[[ THE INPUT, beginning ]]

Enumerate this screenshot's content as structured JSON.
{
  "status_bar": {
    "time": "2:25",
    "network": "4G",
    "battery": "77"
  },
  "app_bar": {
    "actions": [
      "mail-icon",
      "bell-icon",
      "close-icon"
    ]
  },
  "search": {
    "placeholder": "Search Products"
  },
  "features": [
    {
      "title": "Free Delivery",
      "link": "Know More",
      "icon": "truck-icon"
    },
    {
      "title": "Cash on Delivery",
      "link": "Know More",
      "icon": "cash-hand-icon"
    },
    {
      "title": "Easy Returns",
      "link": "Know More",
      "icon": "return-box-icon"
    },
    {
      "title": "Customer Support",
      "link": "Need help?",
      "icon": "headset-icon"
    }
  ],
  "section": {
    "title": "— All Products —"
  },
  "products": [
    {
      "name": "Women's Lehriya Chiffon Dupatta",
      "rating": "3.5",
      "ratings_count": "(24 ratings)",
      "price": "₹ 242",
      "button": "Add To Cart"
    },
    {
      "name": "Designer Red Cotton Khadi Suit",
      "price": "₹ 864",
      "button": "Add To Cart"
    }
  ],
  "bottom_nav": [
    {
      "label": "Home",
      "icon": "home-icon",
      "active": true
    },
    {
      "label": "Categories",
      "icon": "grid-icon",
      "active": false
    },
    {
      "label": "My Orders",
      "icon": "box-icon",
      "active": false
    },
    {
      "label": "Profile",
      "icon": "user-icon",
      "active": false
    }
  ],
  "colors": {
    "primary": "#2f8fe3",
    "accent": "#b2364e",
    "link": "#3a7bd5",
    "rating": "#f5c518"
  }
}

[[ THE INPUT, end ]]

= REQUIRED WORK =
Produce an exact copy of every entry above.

= RESULT OF THIS TASK =
Enumerate this screenshot's content as structured JSON.
{
  "status_bar": {
    "time": "2:25",
    "network": "4G",
    "battery": "77"
  },
  "app_bar": {
    "actions": [
      "mail-icon",
      "bell-icon",
      "close-icon"
    ]
  },
  "search": {
    "placeholder": "Search Products"
  },
  "features": [
    {
      "title": "Free Delivery",
      "link": "Know More",
      "icon": "truck-icon"
    },
    {
      "title": "Cash on Delivery",
      "link": "Know More",
      "icon": "cash-hand-icon"
    },
    {
      "title": "Easy Returns",
      "link": "Know More",
      "icon": "return-box-icon"
    },
    {
      "title": "Customer Support",
      "link": "Need help?",
      "icon": "headset-icon"
    }
  ],
  "section": {
    "title": "— All Products —"
  },
  "products": [
    {
      "name": "Women's Lehriya Chiffon Dupatta",
      "rating": "3.5",
      "ratings_count": "(24 ratings)",
      "price": "₹ 242",
      "button": "Add To Cart"
    },
    {
      "name": "Designer Red Cotton Khadi Suit",
      "price": "₹ 864",
      "button": "Add To Cart"
    }
  ],
  "bottom_nav": [
    {
      "label": "Home",
      "icon": "home-icon",
      "active": true
    },
    {
      "label": "Categories",
      "icon": "grid-icon",
      "active": false
    },
    {
      "label": "My Orders",
      "icon": "box-icon",
      "active": false
    },
    {
      "label": "Profile",
      "icon": "user-icon",
      "active": false
    }
  ],
  "colors": {
    "primary": "#2f8fe3",
    "accent": "#b2364e",
    "link": "#3a7bd5",
    "rating": "#f5c518"
  }
}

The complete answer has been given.